HOLMDEL, NJ - The story that raised a stink continues as the complaint filed against Holmdel Township by former Kenilworth Superintendent has been thrown out of federal court. According to U.S. District Court Judge Anne E. Thompson, in her opinion dated Sept. 9, said Tramaglini failed to show any connection between the alleged distribution of his mug shot and the termination of his employment.
“The sensational media coverage he received seems to have stemmed from the evocative nature of plaintiff’s public defecation charge coupled with the fact that the plaintiff was a superintendent at a different school district," wrote Thompson.
Former Kenilworth Schools Superintendent Thomas Tramaglini had, on April 30, filed a federal complaint against the Holmdel Police Department, the School Resource Officer, Police Chief and others. The lawsuit stems from him receiving several citations for defecating on Holmdel High School grounds.
Tramaglini, through his attorney, contended that he was unlawfully taken into custody without being issued a Miranda warning and that his booking mug shot was prohibited under New Jersey law for low-level noncriminal defenses when he was photographed on May 1, 2018.
Shortly after he defecated (eventually paying a fine of $500.00) on school grounds and was cited, he lost his job as Superintendent of Kenilworth schools. Holmdel police said at the time that the investigation that led to Tramaglini’s citations was initiated by complaints from school staffers using the fields. “(The) Holmdel School Resource Officer was alerted by Holmdel High School staff and coaches that they were finding human feces, on or near the area of the High School track / football field on a daily basis,” said Holmdel police in a statement on social media.
They said the resource officer and school staff “monitored the area and was able to identify a subject responsible for the acts.” Tramaglini is a Matawan resident, police said.
In his suit he maintained that the taking of mugshots (for what he was cited for in the case) is widely known in law enforcement as a prohibition. He is seeking damages and maintains that he will 'never achieve the level of compensation benefits and retirement pension income' that he would've otherwise had if the photograph had not been released to the media. Judge Thompson did not agree.
Thompson's opinion stated, “A mug shot merely provides a visual of someone with pending charges, and plaintiff does not allege that his pending charges were nonpublic," the judge wrote. “Second, a mug shot is not based in text. Its disclosure, without anything more, is less likely to facilitate false or inaccurate reporting about the defendant or his pending charges. Third, a mug shot is not the type of ‘highly personal matter representing the most intimate aspects of human affairs’ that historically has been protected by the Fourteenth Amendment.”
His suit cited the jurisdiction in the complaint as incorporated in the Fourth, Fifth and Sixth amendments of United States Constitution. His claim under the Fourth Amendment regards being secure from unreasonable search and seizure, under the Fifth Amendment regards a claim of being deprived of life liberty or property without due process of law and under the Sixth Amendment the right to enjoy a speedy and public trial.

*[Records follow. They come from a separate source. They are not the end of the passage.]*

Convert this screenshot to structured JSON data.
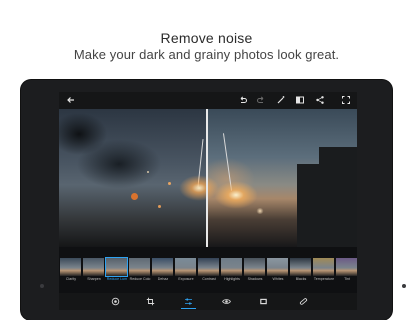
{
  "headline": "Remove noise",
  "subline": "Make your dark and grainy photos look great.",
  "topbar_icons": [
    "back-arrow-icon",
    "undo-icon",
    "redo-icon",
    "magic-wand-icon",
    "compare-icon",
    "share-icon",
    "fullscreen-icon"
  ],
  "adjustments": [
    {
      "label": "Clarity",
      "selected": false
    },
    {
      "label": "Sharpen",
      "selected": false
    },
    {
      "label": "Reduce Lum",
      "selected": true
    },
    {
      "label": "Reduce Colo",
      "selected": false
    },
    {
      "label": "Dehaz",
      "selected": false
    },
    {
      "label": "Exposure",
      "selected": false
    },
    {
      "label": "Contrast",
      "selected": false
    },
    {
      "label": "Highlights",
      "selected": false
    },
    {
      "label": "Shadows",
      "selected": false
    },
    {
      "label": "Whites",
      "selected": false
    },
    {
      "label": "Blacks",
      "selected": false
    },
    {
      "label": "Temperature",
      "selected": false
    },
    {
      "label": "Tint",
      "selected": false
    }
  ],
  "bottom_tools": [
    {
      "icon": "looks-icon",
      "active": false
    },
    {
      "icon": "crop-icon",
      "active": false
    },
    {
      "icon": "adjustments-icon",
      "active": true
    },
    {
      "icon": "eye-icon",
      "active": false
    },
    {
      "icon": "frame-icon",
      "active": false
    },
    {
      "icon": "bandage-icon",
      "active": false
    }
  ],
  "accent_color": "#2ea3f2"
}
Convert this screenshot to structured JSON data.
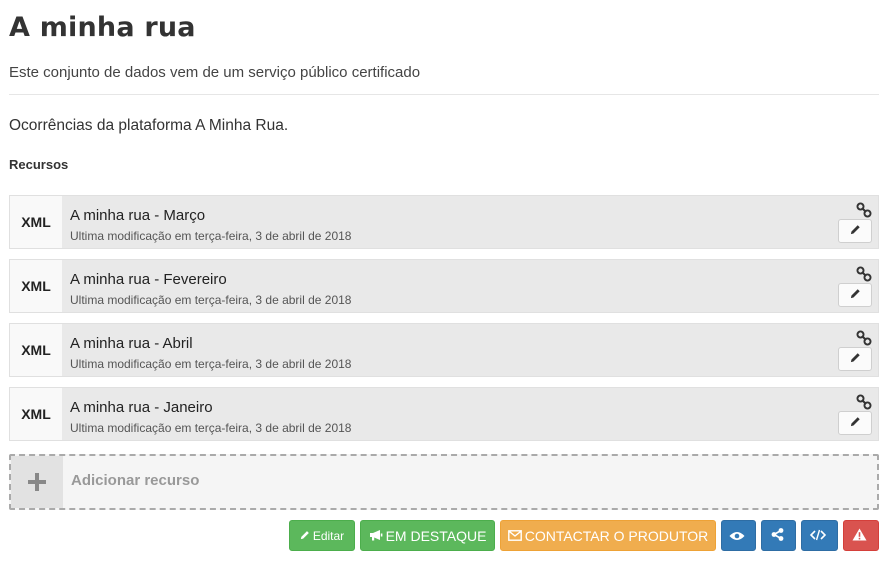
{
  "page": {
    "title": "A minha rua",
    "subtitle": "Este conjunto de dados vem de um serviço público certificado",
    "description": "Ocorrências da plataforma A Minha Rua."
  },
  "resources_section": {
    "title": "Recursos",
    "items": [
      {
        "format": "XML",
        "name": "A minha rua - Março",
        "modified": "Ultima modificação em terça-feira, 3 de abril de 2018"
      },
      {
        "format": "XML",
        "name": "A minha rua - Fevereiro",
        "modified": "Ultima modificação em terça-feira, 3 de abril de 2018"
      },
      {
        "format": "XML",
        "name": "A minha rua - Abril",
        "modified": "Ultima modificação em terça-feira, 3 de abril de 2018"
      },
      {
        "format": "XML",
        "name": "A minha rua - Janeiro",
        "modified": "Ultima modificação em terça-feira, 3 de abril de 2018"
      }
    ],
    "add_label": "Adicionar recurso"
  },
  "actions": {
    "edit_label": "Editar",
    "featured_label": "EM DESTAQUE",
    "contact_label": "CONTACTAR O PRODUTOR"
  },
  "icons": {
    "link": "link-icon",
    "pencil": "pencil-icon",
    "plus": "plus-icon",
    "bullhorn": "bullhorn-icon",
    "envelope": "envelope-icon",
    "eye": "eye-icon",
    "share": "share-icon",
    "code": "code-icon",
    "warning": "warning-icon"
  },
  "colors": {
    "green": "#5cb85c",
    "orange": "#f0ad4e",
    "blue": "#337ab7",
    "red": "#d9534f"
  }
}
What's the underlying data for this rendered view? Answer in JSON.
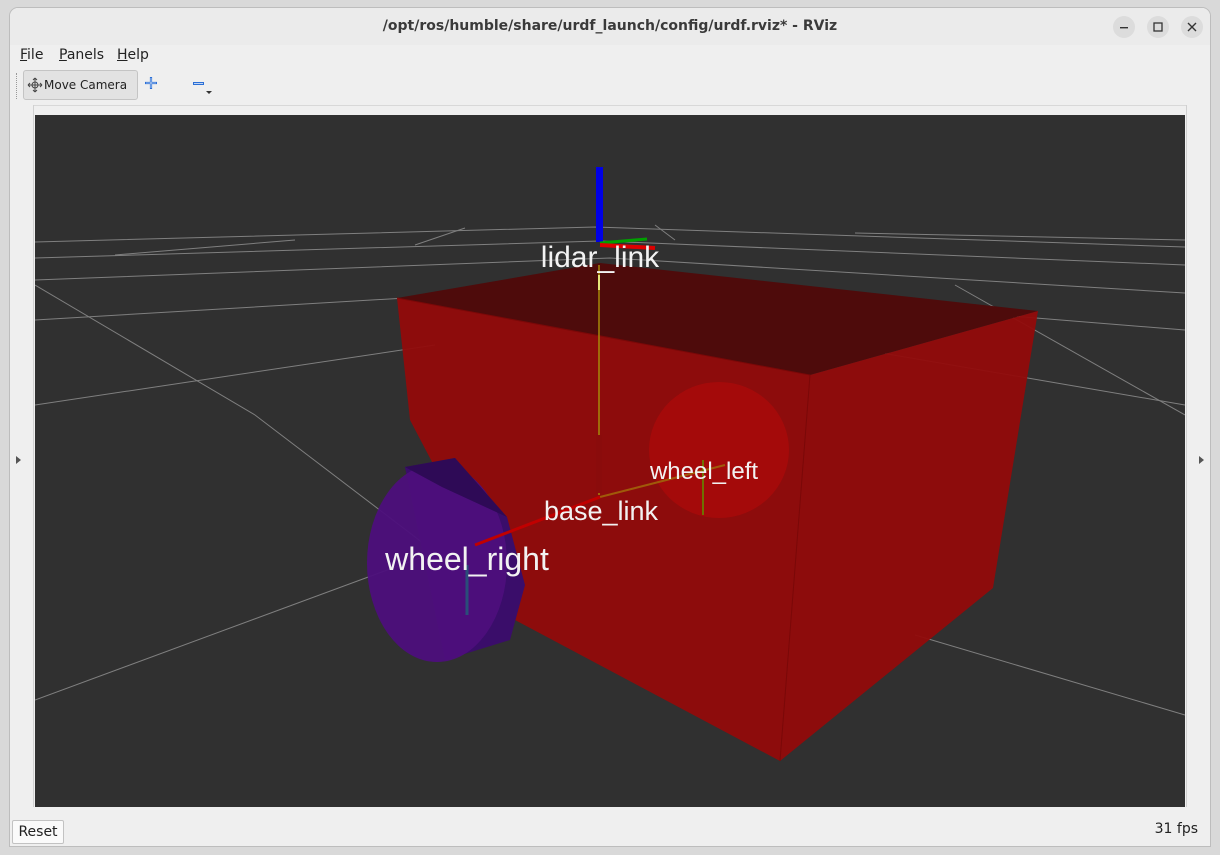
{
  "window": {
    "title": "/opt/ros/humble/share/urdf_launch/config/urdf.rviz* - RViz"
  },
  "menubar": {
    "file": {
      "u": "F",
      "rest": "ile"
    },
    "panels": {
      "u": "P",
      "rest": "anels"
    },
    "help": {
      "u": "H",
      "rest": "elp"
    }
  },
  "toolbar": {
    "move_camera_label": "Move Camera",
    "icons": [
      "move-camera-icon",
      "add-tool-icon",
      "remove-tool-icon"
    ]
  },
  "viewport": {
    "background": "#303030",
    "labels": {
      "lidar": "lidar_link",
      "base": "base_link",
      "wheel_left": "wheel_left",
      "wheel_right": "wheel_right"
    },
    "colors": {
      "body": "#a00e0e",
      "wheel_right": "#4a0f7a",
      "axis_x": "#e00000",
      "axis_y": "#00c000",
      "axis_z": "#0000e0",
      "grid": "#a0a0a0"
    }
  },
  "statusbar": {
    "reset_label": "Reset",
    "fps": "31 fps"
  }
}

The main complaint is about the booking photograph and the resulting worldwide coverage. His suit maintains that the booking photograph should not have been taken or distributed. He mainly focuses on Patrolman Martin and the Police Chief and other unnamed officers. Among other counts he alleges negligent infliction of emotional distress, intentional infliction of emotional distress, negligent hiring, failure to supervise, defamation, invasion of privacy and intrusion of seclusion.
On October 24, 2018 he pled guilty to a single noncriminal municipal ordinance. All remaining allegations against him were dismissed. He paid a $500 fine and is represented by Fox Rothschild LLP and Attorney Matthew Adams.

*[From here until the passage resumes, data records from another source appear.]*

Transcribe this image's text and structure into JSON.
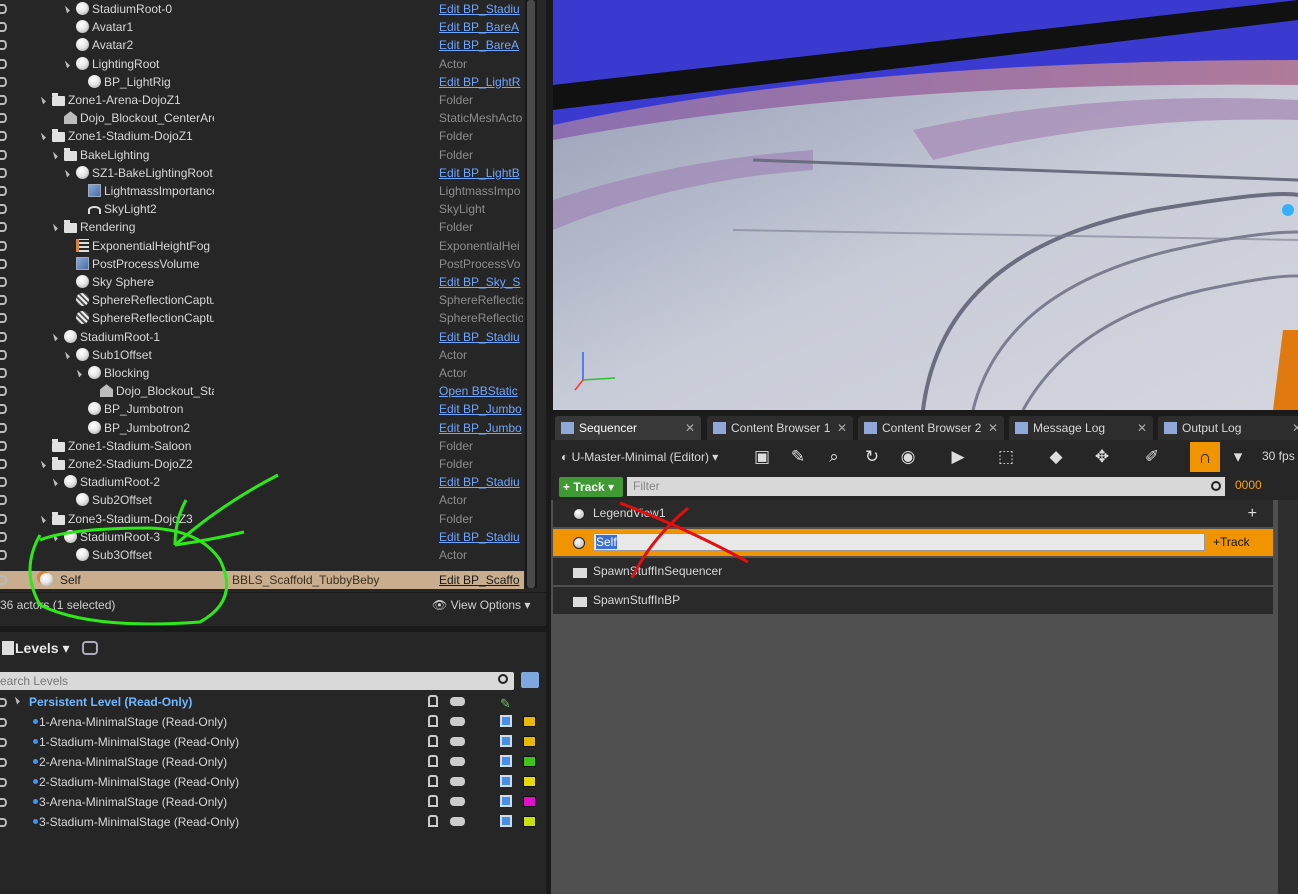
{
  "outliner": {
    "rows": [
      {
        "name": "StadiumRoot-0",
        "type": "Edit BP_Stadiu",
        "link": true,
        "icon": "ball"
      },
      {
        "name": "Avatar1",
        "type": "Edit BP_BareA",
        "link": true,
        "icon": "ball"
      },
      {
        "name": "Avatar2",
        "type": "Edit BP_BareA",
        "link": true,
        "icon": "ball"
      },
      {
        "name": "LightingRoot",
        "type": "Actor",
        "link": false,
        "icon": "ball"
      },
      {
        "name": "BP_LightRig",
        "type": "Edit BP_LightR",
        "link": true,
        "icon": "ball"
      },
      {
        "name": "Zone1-Arena-DojoZ1",
        "type": "Folder",
        "link": false,
        "icon": "folder"
      },
      {
        "name": "Dojo_Blockout_CenterAren",
        "type": "StaticMeshActo",
        "link": false,
        "icon": "mesh"
      },
      {
        "name": "Zone1-Stadium-DojoZ1",
        "type": "Folder",
        "link": false,
        "icon": "folder"
      },
      {
        "name": "BakeLighting",
        "type": "Folder",
        "link": false,
        "icon": "folder"
      },
      {
        "name": "SZ1-BakeLightingRoot",
        "type": "Edit BP_LightB",
        "link": true,
        "icon": "ball"
      },
      {
        "name": "LightmassImportance",
        "type": "LightmassImpo",
        "link": false,
        "icon": "cube"
      },
      {
        "name": "SkyLight2",
        "type": "SkyLight",
        "link": false,
        "icon": "sky"
      },
      {
        "name": "Rendering",
        "type": "Folder",
        "link": false,
        "icon": "folder"
      },
      {
        "name": "ExponentialHeightFog",
        "type": "ExponentialHei",
        "link": false,
        "icon": "fog"
      },
      {
        "name": "PostProcessVolume",
        "type": "PostProcessVo",
        "link": false,
        "icon": "cube"
      },
      {
        "name": "Sky Sphere",
        "type": "Edit BP_Sky_S",
        "link": true,
        "icon": "ball"
      },
      {
        "name": "SphereReflectionCaptur",
        "type": "SphereReflectio",
        "link": false,
        "icon": "refl"
      },
      {
        "name": "SphereReflectionCaptur",
        "type": "SphereReflectio",
        "link": false,
        "icon": "refl"
      },
      {
        "name": "StadiumRoot-1",
        "type": "Edit BP_Stadiu",
        "link": true,
        "icon": "ball"
      },
      {
        "name": "Sub1Offset",
        "type": "Actor",
        "link": false,
        "icon": "ball"
      },
      {
        "name": "Blocking",
        "type": "Actor",
        "link": false,
        "icon": "ball"
      },
      {
        "name": "Dojo_Blockout_Stau",
        "type": "Open BBStatic",
        "link": true,
        "icon": "mesh"
      },
      {
        "name": "BP_Jumbotron",
        "type": "Edit BP_Jumbo",
        "link": true,
        "icon": "ball"
      },
      {
        "name": "BP_Jumbotron2",
        "type": "Edit BP_Jumbo",
        "link": true,
        "icon": "ball"
      },
      {
        "name": "Zone1-Stadium-Saloon",
        "type": "Folder",
        "link": false,
        "icon": "folder"
      },
      {
        "name": "Zone2-Stadium-DojoZ2",
        "type": "Folder",
        "link": false,
        "icon": "folder"
      },
      {
        "name": "StadiumRoot-2",
        "type": "Edit BP_Stadiu",
        "link": true,
        "icon": "ball"
      },
      {
        "name": "Sub2Offset",
        "type": "Actor",
        "link": false,
        "icon": "ball"
      },
      {
        "name": "Zone3-Stadium-DojoZ3",
        "type": "Folder",
        "link": false,
        "icon": "folder"
      },
      {
        "name": "StadiumRoot-3",
        "type": "Edit BP_Stadiu",
        "link": true,
        "icon": "ball"
      },
      {
        "name": "Sub3Offset",
        "type": "Actor",
        "link": false,
        "icon": "ball"
      }
    ],
    "selected": {
      "name": "Self",
      "extra": "BBLS_Scaffold_TubbyBeby",
      "type": "Edit BP_Scaffo"
    },
    "count": "36 actors (1 selected)",
    "view_options": "View Options"
  },
  "levels": {
    "title": "Levels",
    "search_placeholder": "earch Levels",
    "items": [
      {
        "name": "Persistent Level (Read-Only)",
        "persistent": true,
        "color": ""
      },
      {
        "name": "1-Arena-MinimalStage (Read-Only)",
        "color": "#e8b800"
      },
      {
        "name": "1-Stadium-MinimalStage (Read-Only)",
        "color": "#e8b800"
      },
      {
        "name": "2-Arena-MinimalStage (Read-Only)",
        "color": "#3fc41a"
      },
      {
        "name": "2-Stadium-MinimalStage (Read-Only)",
        "color": "#e8d800"
      },
      {
        "name": "3-Arena-MinimalStage (Read-Only)",
        "color": "#e010c8"
      },
      {
        "name": "3-Stadium-MinimalStage (Read-Only)",
        "color": "#c8e010"
      }
    ]
  },
  "tabs": [
    {
      "label": "Sequencer",
      "active": true
    },
    {
      "label": "Content Browser 1",
      "active": false
    },
    {
      "label": "Content Browser 2",
      "active": false
    },
    {
      "label": "Message Log",
      "active": false
    },
    {
      "label": "Output Log",
      "active": false
    }
  ],
  "sequencer": {
    "sequence_name": "U-Master-Minimal (Editor)",
    "fps": "30 fps",
    "track_button": "+ Track",
    "filter_placeholder": "Filter",
    "frame": "0000",
    "tracks": [
      {
        "name": "LegendView1",
        "kind": "actor"
      },
      {
        "name": "Self",
        "kind": "actor",
        "editing": true,
        "add_track": "+Track"
      },
      {
        "name": "SpawnStuffInSequencer",
        "kind": "folder"
      },
      {
        "name": "SpawnStuffInBP",
        "kind": "folder"
      }
    ]
  },
  "colors": {
    "accent": "#f09400",
    "selected_row": "#c8ae8e",
    "link": "#6fa6ff",
    "track_green": "#3f9a33",
    "annotation_green": "#2ee81a",
    "annotation_red": "#e01010"
  }
}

Judge Thompson was ruling on the federal case and the plaintiffs may still file in state court. However, the first try in court did not pass the legal smell test. Stated Thompson in her opinion, “It is not clear how the mug shot — a simple neck-up photograph — plausibly could have caused any inaccurate reporting, and plaintiff does not allege that defendants publicly distributed any inaccurate information," the judge wrote. “Simply put, it can hardly be argued that but for the distribution of the mug shot — the only constitutionally deficient behavior alleged — the sensational media coverage and plaintiff’s termination would have transpired."